Perhaps more than any other type of assistance dog, mobility assistance dogs are what most people think of when they hear the term service dogs.
Mobility assistance dogs perform a variety of tasks for their human partners, like bumping the button on automatic doors, retrieving dropped items, and bringing out-of-reach objects to hand, such as a ringing phone. For dogs that will be placed with someone in a wheelchair, the animal can assist with pulling a wheelchair up a ramp if necessary. Other dogs may serve as a brace for people who are ambulatory, but suffer from balance and strength issues. With a properly retrofitted home, a mobility assistance dog can tug open doors, close them again, turn lights on and off, and summon help by finding another person in the house. In public, the mobility assistance dog is an invaluable helper, quietly serving its partner with tasks that would be difficult or impossible to do on their own.

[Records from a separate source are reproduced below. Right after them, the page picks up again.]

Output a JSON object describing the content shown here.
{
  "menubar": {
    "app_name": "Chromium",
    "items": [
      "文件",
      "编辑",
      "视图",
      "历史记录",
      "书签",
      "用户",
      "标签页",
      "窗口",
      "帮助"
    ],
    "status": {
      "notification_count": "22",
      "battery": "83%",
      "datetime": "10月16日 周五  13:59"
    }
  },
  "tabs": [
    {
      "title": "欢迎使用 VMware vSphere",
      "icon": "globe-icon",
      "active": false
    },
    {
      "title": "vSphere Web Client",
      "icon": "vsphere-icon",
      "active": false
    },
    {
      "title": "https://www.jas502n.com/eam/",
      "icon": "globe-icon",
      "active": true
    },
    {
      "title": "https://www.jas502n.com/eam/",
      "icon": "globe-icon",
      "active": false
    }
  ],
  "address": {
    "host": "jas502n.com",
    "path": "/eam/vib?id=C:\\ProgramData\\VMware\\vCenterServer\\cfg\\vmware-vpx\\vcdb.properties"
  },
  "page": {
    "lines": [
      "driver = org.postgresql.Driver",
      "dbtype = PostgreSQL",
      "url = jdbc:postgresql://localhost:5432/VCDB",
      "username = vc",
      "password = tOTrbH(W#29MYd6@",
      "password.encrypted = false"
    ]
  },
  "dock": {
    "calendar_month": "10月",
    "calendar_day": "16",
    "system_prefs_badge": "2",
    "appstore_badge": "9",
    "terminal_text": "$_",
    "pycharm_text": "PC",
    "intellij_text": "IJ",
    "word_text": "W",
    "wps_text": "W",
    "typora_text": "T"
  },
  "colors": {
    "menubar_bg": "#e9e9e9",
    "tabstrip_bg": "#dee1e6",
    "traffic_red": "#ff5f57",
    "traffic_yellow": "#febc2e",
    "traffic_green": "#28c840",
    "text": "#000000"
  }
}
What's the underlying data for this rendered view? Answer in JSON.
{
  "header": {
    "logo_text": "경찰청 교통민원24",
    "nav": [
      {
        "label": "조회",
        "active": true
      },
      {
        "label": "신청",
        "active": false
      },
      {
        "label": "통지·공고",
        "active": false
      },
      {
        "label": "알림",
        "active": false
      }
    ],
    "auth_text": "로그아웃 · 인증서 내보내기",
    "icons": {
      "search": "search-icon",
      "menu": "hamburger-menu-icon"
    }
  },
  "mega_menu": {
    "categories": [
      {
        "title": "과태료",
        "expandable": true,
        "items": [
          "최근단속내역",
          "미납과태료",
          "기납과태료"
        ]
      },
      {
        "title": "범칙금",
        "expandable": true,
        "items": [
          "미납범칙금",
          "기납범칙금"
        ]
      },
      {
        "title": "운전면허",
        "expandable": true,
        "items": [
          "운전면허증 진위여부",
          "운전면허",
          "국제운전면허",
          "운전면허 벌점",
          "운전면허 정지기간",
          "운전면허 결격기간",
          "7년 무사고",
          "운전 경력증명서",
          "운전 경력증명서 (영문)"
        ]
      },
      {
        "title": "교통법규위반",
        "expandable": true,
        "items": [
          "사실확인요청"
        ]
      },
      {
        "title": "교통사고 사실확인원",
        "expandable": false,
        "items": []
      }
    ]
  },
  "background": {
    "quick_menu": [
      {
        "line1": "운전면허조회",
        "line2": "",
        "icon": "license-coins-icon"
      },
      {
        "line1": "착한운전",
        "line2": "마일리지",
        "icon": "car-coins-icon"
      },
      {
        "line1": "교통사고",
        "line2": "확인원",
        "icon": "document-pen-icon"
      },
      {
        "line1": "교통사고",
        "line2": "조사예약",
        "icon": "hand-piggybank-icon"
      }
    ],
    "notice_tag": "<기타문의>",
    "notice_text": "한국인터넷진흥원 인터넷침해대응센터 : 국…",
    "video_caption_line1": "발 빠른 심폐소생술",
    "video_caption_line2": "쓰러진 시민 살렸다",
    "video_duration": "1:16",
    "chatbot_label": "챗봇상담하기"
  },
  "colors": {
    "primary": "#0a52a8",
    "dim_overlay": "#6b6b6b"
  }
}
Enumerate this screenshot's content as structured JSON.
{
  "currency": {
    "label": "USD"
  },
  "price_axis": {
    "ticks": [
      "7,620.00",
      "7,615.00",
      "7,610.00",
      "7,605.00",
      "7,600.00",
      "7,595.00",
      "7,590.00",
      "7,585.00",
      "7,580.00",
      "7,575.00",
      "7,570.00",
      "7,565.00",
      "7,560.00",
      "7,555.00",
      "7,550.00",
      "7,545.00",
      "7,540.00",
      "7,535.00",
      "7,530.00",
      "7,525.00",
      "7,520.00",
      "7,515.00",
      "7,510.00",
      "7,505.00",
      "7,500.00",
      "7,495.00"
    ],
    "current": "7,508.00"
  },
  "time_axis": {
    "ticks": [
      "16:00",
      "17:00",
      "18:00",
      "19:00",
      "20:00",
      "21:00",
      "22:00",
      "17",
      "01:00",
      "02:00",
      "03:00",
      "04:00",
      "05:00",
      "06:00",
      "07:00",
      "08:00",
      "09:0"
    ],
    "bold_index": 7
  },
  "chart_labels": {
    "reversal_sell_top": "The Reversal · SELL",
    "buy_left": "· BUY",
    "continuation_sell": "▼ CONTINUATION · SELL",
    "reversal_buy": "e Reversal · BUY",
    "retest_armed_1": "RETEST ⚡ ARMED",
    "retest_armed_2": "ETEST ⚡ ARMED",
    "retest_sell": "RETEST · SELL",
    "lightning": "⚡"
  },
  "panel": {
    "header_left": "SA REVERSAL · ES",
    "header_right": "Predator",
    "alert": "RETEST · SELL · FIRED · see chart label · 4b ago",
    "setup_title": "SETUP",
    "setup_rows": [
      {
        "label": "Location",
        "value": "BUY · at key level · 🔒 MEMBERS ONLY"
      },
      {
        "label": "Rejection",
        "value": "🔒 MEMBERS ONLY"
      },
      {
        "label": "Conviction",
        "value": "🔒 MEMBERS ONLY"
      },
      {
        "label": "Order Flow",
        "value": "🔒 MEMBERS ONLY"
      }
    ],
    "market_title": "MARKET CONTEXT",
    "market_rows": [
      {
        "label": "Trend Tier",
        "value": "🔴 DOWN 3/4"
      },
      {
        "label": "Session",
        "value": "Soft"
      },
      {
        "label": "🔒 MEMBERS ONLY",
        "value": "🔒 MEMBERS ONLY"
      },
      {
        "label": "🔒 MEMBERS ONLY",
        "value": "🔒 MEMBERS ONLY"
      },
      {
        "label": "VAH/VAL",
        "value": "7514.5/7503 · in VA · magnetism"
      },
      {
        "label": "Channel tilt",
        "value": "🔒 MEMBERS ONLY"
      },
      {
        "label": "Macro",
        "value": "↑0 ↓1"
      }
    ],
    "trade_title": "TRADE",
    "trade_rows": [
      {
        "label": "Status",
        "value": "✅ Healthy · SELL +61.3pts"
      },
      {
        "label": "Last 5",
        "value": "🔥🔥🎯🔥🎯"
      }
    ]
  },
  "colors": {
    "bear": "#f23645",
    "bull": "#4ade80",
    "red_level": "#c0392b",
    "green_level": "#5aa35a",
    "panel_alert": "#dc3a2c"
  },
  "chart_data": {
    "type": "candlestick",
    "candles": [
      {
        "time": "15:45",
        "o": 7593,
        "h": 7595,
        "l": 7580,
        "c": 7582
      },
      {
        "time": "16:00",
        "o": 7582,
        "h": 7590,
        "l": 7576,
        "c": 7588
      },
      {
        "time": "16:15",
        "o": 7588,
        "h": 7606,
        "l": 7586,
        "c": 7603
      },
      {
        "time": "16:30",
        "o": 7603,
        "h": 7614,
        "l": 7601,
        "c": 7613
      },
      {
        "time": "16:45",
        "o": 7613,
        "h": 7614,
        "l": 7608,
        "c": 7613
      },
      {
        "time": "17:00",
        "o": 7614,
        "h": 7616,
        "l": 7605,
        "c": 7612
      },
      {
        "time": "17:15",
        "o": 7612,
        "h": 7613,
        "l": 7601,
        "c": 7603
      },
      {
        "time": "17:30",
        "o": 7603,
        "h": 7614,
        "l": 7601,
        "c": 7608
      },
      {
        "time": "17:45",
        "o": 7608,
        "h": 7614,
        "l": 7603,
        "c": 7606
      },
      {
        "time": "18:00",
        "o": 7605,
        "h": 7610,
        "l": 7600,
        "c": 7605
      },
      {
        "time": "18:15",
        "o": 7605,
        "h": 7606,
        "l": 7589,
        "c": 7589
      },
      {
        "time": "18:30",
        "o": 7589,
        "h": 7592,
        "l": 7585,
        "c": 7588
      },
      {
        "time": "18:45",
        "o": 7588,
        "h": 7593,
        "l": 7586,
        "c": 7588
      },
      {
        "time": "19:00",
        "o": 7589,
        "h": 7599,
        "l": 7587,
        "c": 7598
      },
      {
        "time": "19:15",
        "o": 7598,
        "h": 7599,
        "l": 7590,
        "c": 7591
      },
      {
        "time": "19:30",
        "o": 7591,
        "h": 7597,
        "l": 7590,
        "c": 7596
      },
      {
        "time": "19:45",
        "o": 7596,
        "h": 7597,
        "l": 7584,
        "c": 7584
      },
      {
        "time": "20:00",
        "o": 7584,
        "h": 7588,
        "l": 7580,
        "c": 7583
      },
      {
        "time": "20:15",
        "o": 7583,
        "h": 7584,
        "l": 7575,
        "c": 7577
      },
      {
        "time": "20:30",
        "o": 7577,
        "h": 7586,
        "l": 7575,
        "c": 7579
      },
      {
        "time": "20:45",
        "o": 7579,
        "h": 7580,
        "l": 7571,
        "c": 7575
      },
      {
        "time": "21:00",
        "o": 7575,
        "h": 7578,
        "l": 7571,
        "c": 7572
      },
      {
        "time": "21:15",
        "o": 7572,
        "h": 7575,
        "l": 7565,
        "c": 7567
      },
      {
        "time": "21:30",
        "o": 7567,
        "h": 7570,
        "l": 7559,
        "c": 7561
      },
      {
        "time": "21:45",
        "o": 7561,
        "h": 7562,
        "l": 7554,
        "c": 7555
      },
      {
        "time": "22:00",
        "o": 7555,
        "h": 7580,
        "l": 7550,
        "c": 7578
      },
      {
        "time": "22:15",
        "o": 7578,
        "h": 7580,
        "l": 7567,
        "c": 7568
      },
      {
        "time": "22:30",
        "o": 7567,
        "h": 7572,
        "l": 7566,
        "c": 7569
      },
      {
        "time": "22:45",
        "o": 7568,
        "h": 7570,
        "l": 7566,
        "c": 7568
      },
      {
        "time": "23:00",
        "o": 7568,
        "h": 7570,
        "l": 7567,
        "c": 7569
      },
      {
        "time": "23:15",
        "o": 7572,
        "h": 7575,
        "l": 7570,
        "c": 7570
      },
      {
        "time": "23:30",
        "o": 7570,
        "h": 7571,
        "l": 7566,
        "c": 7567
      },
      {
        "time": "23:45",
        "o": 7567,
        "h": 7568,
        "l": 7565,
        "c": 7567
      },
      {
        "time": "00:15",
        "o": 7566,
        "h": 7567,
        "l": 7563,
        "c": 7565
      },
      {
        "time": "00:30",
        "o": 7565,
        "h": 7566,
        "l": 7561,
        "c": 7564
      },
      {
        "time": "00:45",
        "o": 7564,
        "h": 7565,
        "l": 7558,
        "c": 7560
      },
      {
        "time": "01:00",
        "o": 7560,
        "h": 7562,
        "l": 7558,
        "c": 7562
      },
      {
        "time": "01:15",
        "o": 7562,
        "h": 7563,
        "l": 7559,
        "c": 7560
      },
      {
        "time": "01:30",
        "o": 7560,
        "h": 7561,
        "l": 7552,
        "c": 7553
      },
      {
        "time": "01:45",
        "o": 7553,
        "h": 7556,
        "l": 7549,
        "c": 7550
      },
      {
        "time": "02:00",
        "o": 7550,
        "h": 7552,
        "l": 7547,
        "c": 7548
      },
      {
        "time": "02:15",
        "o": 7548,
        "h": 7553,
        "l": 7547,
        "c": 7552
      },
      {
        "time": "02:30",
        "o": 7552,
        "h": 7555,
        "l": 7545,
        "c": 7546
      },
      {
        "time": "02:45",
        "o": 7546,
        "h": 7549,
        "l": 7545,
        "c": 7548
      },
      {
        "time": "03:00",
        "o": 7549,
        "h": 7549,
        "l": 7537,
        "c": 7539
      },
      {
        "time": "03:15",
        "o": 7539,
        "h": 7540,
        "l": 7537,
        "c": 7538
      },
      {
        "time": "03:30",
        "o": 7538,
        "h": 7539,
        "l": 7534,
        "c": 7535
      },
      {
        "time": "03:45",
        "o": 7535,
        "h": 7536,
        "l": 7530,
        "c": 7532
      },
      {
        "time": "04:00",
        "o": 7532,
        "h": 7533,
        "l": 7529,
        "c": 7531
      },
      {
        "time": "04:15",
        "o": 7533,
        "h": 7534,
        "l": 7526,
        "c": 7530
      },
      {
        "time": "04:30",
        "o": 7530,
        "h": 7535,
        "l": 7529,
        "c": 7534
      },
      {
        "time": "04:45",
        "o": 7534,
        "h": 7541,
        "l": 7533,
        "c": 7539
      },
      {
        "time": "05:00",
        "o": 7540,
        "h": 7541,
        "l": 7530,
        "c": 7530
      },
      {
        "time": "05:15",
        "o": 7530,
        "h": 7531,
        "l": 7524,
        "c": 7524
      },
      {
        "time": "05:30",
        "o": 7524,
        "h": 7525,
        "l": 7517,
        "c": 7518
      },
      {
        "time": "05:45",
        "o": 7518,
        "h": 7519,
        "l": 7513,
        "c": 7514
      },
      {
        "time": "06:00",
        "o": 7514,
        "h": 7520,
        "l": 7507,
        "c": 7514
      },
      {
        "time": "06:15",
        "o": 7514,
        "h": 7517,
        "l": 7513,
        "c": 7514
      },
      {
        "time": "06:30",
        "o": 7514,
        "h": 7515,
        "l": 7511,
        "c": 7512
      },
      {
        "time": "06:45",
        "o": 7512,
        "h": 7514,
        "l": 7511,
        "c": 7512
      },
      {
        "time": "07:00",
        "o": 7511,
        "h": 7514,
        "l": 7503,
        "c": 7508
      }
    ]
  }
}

In order to achieve maximum performance from a mobility assistance dog, frequent verbal rewards and encouragement is a must, as are play times—such as a game of fetch with a favorite toy. The mobility assistance dog who finds a human partner that is consistent in training, is willing to motivate and praise and set aside time for daily fun and genuine affection, is the dog who often works the hardest.